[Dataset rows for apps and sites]
* * * * * * * * *
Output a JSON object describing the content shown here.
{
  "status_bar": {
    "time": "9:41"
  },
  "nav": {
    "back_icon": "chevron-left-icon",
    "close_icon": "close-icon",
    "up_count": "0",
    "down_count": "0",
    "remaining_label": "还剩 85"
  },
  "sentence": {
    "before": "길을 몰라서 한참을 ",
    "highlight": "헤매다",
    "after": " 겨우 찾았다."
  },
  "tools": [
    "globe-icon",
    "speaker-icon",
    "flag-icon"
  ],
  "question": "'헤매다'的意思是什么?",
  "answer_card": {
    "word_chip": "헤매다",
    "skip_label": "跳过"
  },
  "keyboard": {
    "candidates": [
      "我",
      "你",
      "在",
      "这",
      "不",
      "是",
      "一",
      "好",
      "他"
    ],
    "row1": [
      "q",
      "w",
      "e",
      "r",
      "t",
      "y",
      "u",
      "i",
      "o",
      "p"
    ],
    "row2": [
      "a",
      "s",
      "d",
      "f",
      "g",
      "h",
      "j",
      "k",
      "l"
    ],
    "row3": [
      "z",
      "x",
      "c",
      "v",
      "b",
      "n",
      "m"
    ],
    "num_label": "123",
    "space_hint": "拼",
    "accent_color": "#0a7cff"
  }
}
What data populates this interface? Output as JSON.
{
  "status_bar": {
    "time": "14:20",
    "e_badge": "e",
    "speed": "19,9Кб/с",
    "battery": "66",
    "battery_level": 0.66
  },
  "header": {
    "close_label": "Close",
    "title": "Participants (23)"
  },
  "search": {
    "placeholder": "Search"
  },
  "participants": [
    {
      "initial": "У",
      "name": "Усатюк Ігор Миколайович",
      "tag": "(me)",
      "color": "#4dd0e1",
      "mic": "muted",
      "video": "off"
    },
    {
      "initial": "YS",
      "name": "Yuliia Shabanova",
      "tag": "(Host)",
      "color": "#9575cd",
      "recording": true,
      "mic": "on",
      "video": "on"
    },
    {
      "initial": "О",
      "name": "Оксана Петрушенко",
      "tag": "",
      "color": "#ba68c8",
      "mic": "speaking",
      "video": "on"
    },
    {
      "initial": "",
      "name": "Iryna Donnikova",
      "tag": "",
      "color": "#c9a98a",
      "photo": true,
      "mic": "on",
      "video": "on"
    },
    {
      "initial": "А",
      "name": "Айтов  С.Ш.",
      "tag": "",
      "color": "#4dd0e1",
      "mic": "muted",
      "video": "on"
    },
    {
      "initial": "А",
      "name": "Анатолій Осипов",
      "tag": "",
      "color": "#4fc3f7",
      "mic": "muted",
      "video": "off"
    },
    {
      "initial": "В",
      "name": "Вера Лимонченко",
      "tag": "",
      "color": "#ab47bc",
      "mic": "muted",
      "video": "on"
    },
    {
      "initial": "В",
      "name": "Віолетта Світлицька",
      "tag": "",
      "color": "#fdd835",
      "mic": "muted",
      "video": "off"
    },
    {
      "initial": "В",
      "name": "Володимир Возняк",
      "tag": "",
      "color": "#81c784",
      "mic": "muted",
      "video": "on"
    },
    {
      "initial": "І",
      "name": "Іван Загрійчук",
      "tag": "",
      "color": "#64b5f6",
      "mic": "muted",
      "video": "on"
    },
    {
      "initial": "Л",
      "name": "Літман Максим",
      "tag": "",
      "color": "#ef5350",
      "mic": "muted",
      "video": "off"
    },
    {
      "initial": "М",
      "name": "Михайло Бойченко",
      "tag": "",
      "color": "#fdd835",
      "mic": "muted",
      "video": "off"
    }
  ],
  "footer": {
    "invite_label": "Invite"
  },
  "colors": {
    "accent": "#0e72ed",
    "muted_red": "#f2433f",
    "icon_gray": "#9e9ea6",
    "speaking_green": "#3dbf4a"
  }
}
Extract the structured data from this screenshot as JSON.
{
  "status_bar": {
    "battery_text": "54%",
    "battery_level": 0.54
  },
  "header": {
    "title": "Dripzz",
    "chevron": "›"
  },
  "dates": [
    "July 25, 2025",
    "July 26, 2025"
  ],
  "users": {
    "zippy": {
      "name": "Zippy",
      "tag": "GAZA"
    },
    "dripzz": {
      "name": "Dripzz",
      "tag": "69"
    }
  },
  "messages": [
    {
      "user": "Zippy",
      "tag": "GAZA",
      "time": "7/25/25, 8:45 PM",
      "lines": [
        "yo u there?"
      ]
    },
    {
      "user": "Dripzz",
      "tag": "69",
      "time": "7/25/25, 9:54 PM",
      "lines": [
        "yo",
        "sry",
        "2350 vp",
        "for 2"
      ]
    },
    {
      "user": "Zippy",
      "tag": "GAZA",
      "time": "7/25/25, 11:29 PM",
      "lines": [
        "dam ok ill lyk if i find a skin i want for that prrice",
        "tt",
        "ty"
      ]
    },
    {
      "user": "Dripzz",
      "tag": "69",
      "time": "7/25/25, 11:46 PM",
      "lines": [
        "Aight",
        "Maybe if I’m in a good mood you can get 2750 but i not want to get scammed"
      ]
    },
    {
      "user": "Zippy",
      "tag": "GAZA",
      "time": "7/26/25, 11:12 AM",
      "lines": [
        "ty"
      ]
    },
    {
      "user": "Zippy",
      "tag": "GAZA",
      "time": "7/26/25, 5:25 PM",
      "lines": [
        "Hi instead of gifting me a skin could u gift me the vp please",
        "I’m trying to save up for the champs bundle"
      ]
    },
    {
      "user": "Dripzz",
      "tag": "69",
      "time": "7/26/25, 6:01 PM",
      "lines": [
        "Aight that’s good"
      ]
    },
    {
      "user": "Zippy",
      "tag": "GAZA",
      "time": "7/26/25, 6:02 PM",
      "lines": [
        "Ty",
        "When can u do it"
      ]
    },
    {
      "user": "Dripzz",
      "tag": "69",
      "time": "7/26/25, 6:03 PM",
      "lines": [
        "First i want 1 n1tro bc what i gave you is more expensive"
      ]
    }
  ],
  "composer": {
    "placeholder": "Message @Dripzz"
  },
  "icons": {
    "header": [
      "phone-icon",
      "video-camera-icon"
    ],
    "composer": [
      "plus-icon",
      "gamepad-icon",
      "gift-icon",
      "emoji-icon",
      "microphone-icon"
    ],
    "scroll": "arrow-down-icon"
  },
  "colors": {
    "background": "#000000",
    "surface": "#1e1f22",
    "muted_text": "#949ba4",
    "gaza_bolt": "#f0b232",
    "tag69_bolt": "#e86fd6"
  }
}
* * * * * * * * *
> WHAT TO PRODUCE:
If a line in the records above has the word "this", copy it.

> FINISHED TASK:
What data populates this interface? Output as JSON.
Extract the structured data from this screenshot as JSON.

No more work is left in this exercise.